# EXERCISE DETAILS
Any picture in the data below gets skipped; print all the rest exactly.

# DATA SECTION
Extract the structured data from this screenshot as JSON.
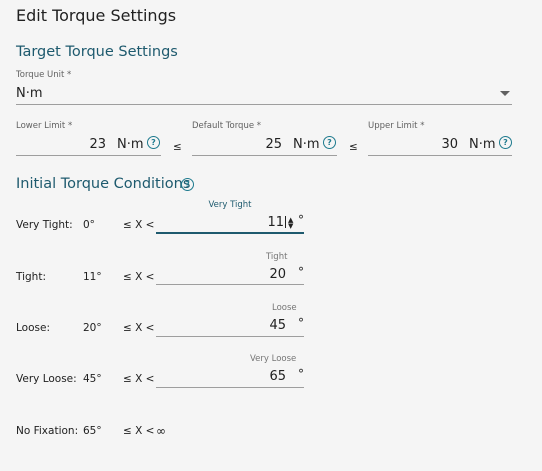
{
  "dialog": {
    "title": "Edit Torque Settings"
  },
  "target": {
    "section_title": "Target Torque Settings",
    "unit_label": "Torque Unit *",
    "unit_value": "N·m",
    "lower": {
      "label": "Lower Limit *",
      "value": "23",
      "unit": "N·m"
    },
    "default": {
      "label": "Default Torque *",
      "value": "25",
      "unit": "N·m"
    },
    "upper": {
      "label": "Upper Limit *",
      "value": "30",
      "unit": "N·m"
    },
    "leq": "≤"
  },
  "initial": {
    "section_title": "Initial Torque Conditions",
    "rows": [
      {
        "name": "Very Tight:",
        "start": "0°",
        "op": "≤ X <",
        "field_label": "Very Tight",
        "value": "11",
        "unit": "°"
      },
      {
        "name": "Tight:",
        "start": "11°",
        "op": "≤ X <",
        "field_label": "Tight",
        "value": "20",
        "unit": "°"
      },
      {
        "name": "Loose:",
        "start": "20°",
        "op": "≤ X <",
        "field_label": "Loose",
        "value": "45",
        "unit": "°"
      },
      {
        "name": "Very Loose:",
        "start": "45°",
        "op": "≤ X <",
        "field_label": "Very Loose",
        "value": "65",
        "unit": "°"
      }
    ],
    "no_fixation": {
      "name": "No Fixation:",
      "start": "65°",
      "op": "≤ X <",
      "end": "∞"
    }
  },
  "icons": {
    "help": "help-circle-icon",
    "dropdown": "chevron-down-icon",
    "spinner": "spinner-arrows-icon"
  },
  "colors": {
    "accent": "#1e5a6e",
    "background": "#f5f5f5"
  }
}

# TASK OUTPUT
Extract the structured data from this screenshot as JSON.
{
  "dialog": {
    "title": "Edit Torque Settings"
  },
  "target": {
    "section_title": "Target Torque Settings",
    "unit_label": "Torque Unit *",
    "unit_value": "N·m",
    "lower": {
      "label": "Lower Limit *",
      "value": "23",
      "unit": "N·m"
    },
    "default": {
      "label": "Default Torque *",
      "value": "25",
      "unit": "N·m"
    },
    "upper": {
      "label": "Upper Limit *",
      "value": "30",
      "unit": "N·m"
    },
    "leq": "≤"
  },
  "initial": {
    "section_title": "Initial Torque Conditions",
    "rows": [
      {
        "name": "Very Tight:",
        "start": "0°",
        "op": "≤ X <",
        "field_label": "Very Tight",
        "value": "11",
        "unit": "°"
      },
      {
        "name": "Tight:",
        "start": "11°",
        "op": "≤ X <",
        "field_label": "Tight",
        "value": "20",
        "unit": "°"
      },
      {
        "name": "Loose:",
        "start": "20°",
        "op": "≤ X <",
        "field_label": "Loose",
        "value": "45",
        "unit": "°"
      },
      {
        "name": "Very Loose:",
        "start": "45°",
        "op": "≤ X <",
        "field_label": "Very Loose",
        "value": "65",
        "unit": "°"
      }
    ],
    "no_fixation": {
      "name": "No Fixation:",
      "start": "65°",
      "op": "≤ X <",
      "end": "∞"
    }
  },
  "icons": {
    "help": "help-circle-icon",
    "dropdown": "chevron-down-icon",
    "spinner": "spinner-arrows-icon"
  },
  "colors": {
    "accent": "#1e5a6e",
    "background": "#f5f5f5"
  }
}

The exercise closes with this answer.